At least 34 people died when the MV Thomas Aquinas sank off the central port of Cebu on Friday with more than 800 people onboard, officials said.
Poor weather has disrupted attempts to send down divers into the wreckage.
A navy spokesman said it was possible survivors could be found inside air pockets, although chances were slim.
The number of people officially listed as missing was reduced on Sunday from a previous figure of 170 due to tallying issues.
The authorities say more than 750 people have been rescued since the collision, which happened in calm waters around 2km (1.2 miles) from the shore.
Coastguard and military vessels helped with the search operation, but it has been hampered by rough seas.
Navy spokesman Lt Cdr Gregory Fabic told AFP the weather had prevented divers from reaching the interior of the sunken vessel, where many of those missing were believed trapped.
"It is possible that there are air pockets in its compartments and there might be survivors," he said.
"There is still hope that there might just be survivors there."
Philippines President Benigno Aquino has ordered an investigation into the collision.
BBC South East Asia correspondent Jonathan Head says this is likely to focus on whether the narrow lanes approaching Cebu harbour were used incorrectly.
Survivors said hundreds of passengers jumped into the ocean as the ferry began taking on water and listing on Friday evening.
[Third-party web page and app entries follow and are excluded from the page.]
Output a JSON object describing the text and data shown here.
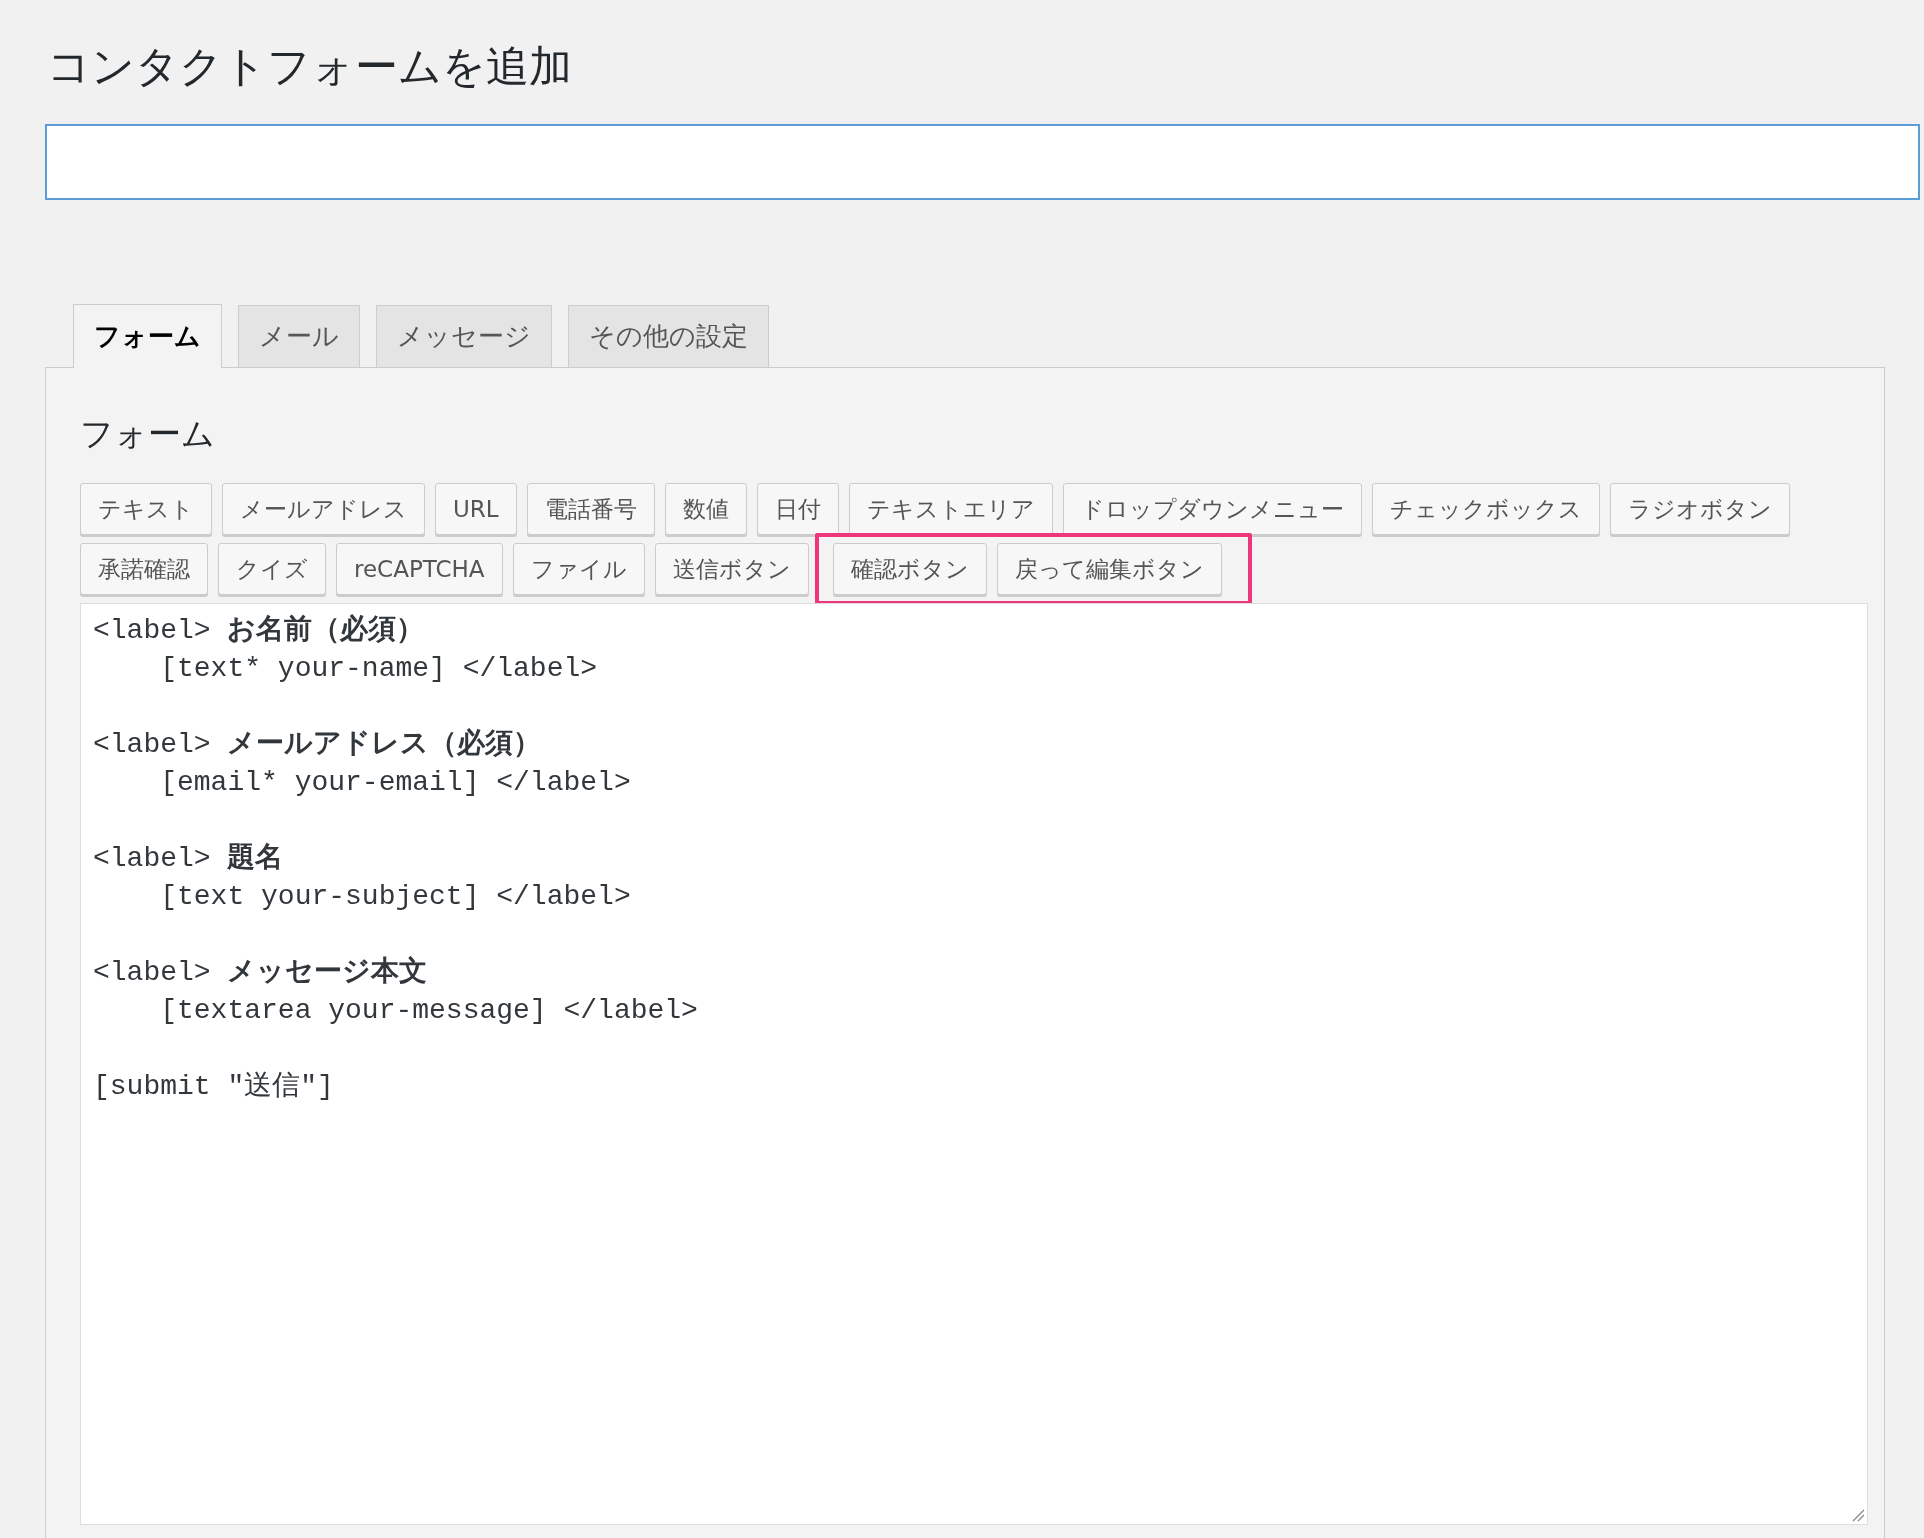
{
  "page_title": "コンタクトフォームを追加",
  "tabs": [
    {
      "label": "フォーム",
      "selected": true
    },
    {
      "label": "メール",
      "selected": false
    },
    {
      "label": "メッセージ",
      "selected": false
    },
    {
      "label": "その他の設定",
      "selected": false
    }
  ],
  "panel": {
    "heading": "フォーム",
    "tag_buttons_row_1": [
      "テキスト",
      "メールアドレス",
      "URL",
      "電話番号",
      "数値",
      "日付",
      "テキストエリア",
      "ドロップダウンメニュー",
      "チェックボックス",
      "ラジオボタン"
    ],
    "tag_buttons_row_2": [
      "承諾確認",
      "クイズ",
      "reCAPTCHA",
      "ファイル",
      "送信ボタン"
    ],
    "highlighted_buttons": [
      "確認ボタン",
      "戻って編集ボタン"
    ],
    "editor_blocks": [
      [
        "<label> **お名前（必須）**",
        "    [text* your-name] </label>"
      ],
      [
        "<label> **メールアドレス（必須）**",
        "    [email* your-email] </label>"
      ],
      [
        "<label> **題名**",
        "    [text your-subject] </label>"
      ],
      [
        "<label> **メッセージ本文**",
        "    [textarea your-message] </label>"
      ],
      [
        "[submit \"送信\"]"
      ]
    ]
  }
}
The crew distributed life jackets.
Many were asleep when the crash happened and others struggled to find their way in the dark, reports said.
One survivor, Jerwin Agudong, said he and other passengers jumped overboard in front of the cargo vessel.
"It seems some people were not able to get out," Mr Agudong told radio station DZBB. "I pity the children. We saw dead bodies on the side, and some being rescued."
It is believed 58 babies were among the passengers on board but it is unclear how many of them died.
Many of the survivors were sick from swallowing seawater and oil that is thought to have spilled from the 11,000-tonne ferry.
The authorities believe it is possible some people may have been picked up by local fishing boats and have not yet reported themselves.
A coast guard official told reporters that the cargo ship, Sulpicio Express 7, had 36 crew members on board, but it did not sink.
It emerged on Saturday that Span Asia Carrier Corp, the company that owns the cargo ship, also owned the ferry involved in the world's worst maritime disaster in peacetime, which occurred in the Philippines in December 1987.
More than 4,000 people died when the Dona Paz ferry collided with a tanker.
Maritime accidents are quite frequent in the Philippine archipelago because of tropical storms, badly maintained passenger boats and weakly enforced safety regulations.
Passengers on the ferry involved in Friday's collision had embarked at Nasipit in the southern province of Agusan del Sur.
The 40-year-old vessel was operated by a Chinese-owned company called 2Go, the largest ferry operator in the Philippines.